The diagnosis of chylothorax complicating a Ivor Lewis esophagectomy was made early in the postoperative course of this patient. Conservative treatment with etilefrine and octreotide was unsuccessful, and despite the presence of bilateral chest drains, a posterior mediastinal collection containing chyle developed that caused an atypical clinical picture with recurrent episodes of hemodynamic instability. Supraventricular tachycardia and systolic hypertension mimicking cardiac tamponade were likely to be caused by extrinsic compression of the left pulmonary vein and atrium as documented by CT scan and echocardiogram, and were refractory to pharmacologic therapy. Similarly, Barbetakis et al reported on a young female who was admitted with a true cardiac tamponade due to a large chylous pericardial effusion and, after the periocardiocentesis, was successfully treated by a pericardial window and ligation of the thoracic duct through a right minithoracotomy [4].

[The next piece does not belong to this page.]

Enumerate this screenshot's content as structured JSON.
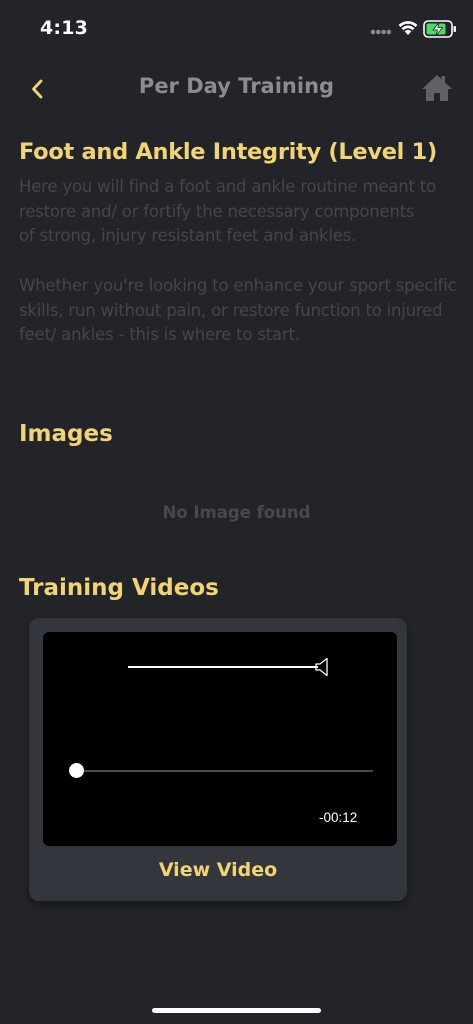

The standard of care in patients with post-esophagectomy chylothorax is the trans-thoracic supradiahragmatic ligation of the thoracic duct. The operation can be carried out through a right thoracotomy or a thoracoscopic approach [5]. In our patient, due to the endoscopic evidence of an esophagogastric anastomotic leak, we preferred a transhiatal rather than a transthoracic approach because of the fear to create further damage to the anastomosis. The transabdominal approach to the cisterna chyli and thoracic duct, already reported in the literature [6, 7], was particularly appropriate in this patient because it allowed both the drainage of the loculated mediastinal collection and the ligation of the thoracic duct at the origin from the cisterna chyli.


Written informed consent was obtained from the patient for publication of this Case report and the accompanying image. A copy of the written consent is available for review by the Editor-in-Chief of this journal.